Turn down the street leading to it, however, and you find yourself in an S-shaped canyon with, to one side, a recess that serves as a natural stage with a proscenium arch. It was here, last week, that I attended another of the concerts in the month-long Klasik Keyifler music festival, one that featured a mini-orchestra of musicians who could be seen by everybody since, unlike most man-made stages, this natural one is raised up high so that there’s no danger of those at the back being left with impeded views.
It was a wonderful concert, mainly of Vivaldi, but ending rip-roaringly with a work for violins and accordion by the Italian composer, Vittorio Monti, whose name meant nothing to me but whose Czardas turned out to be a piece we all know. It was the sort of music to bring an audience leaping to its feet and to send it home on a happy high.

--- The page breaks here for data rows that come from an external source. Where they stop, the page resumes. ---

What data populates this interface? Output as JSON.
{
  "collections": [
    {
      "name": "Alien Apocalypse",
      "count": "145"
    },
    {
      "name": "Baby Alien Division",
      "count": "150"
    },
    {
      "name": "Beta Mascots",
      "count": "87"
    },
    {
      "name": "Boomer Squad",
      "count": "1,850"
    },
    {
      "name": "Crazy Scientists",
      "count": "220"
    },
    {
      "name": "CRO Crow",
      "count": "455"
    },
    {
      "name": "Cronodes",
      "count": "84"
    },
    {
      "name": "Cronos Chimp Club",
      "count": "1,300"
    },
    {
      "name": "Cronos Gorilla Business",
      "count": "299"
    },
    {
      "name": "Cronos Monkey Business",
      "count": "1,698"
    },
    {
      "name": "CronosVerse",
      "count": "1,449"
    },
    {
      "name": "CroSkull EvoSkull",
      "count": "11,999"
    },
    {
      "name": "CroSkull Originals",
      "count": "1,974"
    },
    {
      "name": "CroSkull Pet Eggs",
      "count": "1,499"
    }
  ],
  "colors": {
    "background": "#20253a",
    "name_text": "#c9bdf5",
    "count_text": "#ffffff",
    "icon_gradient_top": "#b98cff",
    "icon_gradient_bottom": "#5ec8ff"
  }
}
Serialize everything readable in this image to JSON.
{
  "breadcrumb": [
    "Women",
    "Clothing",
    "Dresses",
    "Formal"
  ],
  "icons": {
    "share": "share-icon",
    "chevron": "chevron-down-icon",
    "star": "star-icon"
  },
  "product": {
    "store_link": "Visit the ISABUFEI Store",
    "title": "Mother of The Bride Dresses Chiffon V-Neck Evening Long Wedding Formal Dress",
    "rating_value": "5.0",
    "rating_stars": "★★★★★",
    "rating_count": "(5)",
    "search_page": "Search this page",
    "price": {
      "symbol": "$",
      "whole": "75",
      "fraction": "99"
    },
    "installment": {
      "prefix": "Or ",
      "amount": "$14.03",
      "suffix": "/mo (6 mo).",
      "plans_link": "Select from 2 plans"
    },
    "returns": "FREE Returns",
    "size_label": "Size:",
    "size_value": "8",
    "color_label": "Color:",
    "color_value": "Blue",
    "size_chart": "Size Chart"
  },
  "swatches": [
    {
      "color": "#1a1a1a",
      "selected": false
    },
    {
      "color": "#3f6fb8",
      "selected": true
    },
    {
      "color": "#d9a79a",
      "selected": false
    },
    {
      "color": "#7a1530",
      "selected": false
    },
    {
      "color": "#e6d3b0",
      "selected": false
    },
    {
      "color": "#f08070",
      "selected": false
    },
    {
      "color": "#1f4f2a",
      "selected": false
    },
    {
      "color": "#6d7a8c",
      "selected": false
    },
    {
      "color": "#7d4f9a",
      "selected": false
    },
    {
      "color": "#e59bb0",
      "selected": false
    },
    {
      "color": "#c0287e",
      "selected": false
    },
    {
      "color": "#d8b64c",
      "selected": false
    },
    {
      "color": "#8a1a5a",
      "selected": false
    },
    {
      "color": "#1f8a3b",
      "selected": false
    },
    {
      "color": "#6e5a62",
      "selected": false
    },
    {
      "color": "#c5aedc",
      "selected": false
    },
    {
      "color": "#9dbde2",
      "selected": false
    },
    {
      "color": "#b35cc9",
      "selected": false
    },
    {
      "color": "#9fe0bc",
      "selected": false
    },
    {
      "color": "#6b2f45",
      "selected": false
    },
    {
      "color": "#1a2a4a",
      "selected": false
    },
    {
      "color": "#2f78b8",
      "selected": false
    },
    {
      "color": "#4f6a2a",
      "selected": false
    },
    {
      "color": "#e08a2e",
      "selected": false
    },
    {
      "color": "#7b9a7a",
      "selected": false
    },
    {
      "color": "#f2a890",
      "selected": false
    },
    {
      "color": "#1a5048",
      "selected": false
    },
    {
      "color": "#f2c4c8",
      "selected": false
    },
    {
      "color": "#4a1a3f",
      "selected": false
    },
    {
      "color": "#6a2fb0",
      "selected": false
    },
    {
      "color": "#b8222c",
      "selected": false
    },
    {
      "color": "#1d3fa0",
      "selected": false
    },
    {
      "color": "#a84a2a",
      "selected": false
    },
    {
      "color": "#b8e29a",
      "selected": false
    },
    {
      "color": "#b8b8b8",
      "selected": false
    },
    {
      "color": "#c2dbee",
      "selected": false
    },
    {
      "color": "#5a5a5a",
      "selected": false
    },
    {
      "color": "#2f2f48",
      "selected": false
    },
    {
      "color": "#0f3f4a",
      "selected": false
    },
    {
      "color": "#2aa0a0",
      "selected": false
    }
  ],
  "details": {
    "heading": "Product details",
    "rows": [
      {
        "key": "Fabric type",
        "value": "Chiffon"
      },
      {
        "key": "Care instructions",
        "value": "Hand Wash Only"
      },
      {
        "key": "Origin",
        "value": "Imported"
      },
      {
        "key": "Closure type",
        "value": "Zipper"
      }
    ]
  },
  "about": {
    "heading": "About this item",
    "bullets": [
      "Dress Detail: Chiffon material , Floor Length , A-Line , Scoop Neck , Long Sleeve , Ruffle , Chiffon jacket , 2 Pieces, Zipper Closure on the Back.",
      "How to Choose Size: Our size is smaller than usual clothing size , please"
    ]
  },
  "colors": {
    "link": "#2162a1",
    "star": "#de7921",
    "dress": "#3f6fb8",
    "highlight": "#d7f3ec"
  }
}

A few days later we attended a concert that was the complete antithesis since it was given by two sisters in the far more intimate surroundings of the Seten Restaurant right next door to my home. The two concerts typified Cappadocia’s unique combination of attractions. Where the first took place in a setting that was all about spectacular natural beauty, the second was held in a place that typified the beauty that humans have been able to create out of the wonderful local stone-and-cave combination. At the same time the evening had its faintly comic side since the restaurant location ensured that the two women played Ottoman music composed for cello and kemençe against a backdrop involving more cloves of garlic than a Paris greengrocer’s.
But this was a very local affair. At a concert in Mustafapaşa’s Eleni Church a group of local women did join the concert-goers towards the end of the performance, but in general audiences tend to come from a fairly small pool of local classical music lovers. Here at Seten, however, I quickly became aware of a group of little girls who live just down the road who’d popped in to see what was happening and decided to stay.
What an experience it must have been for them, I thought. There they were surrounded by man-made beauty in a restaurant whose prices would have been prohibitively expensive for their families. But now they were sitting beside one of the young female architects who’ve made Cappadocia their own in recent years, and at the same time they were watching two more young women performing on stage with all eyes glued to them.
Afterwards the owner of the restaurant came over to serve them glasses of cola. “What do you want to do when you grow up?” he asked them and the girls reeled off a list of impeccably professional suggestions that would have been unimaginable for their mothers. Just think -- if even one of them manages to achieve her ambition it might just be because of one night at a concert where she found herself surrounded by an impressive array of female role models.
Pat Yale lives in a restored cave-house in Göreme in Cappadocia.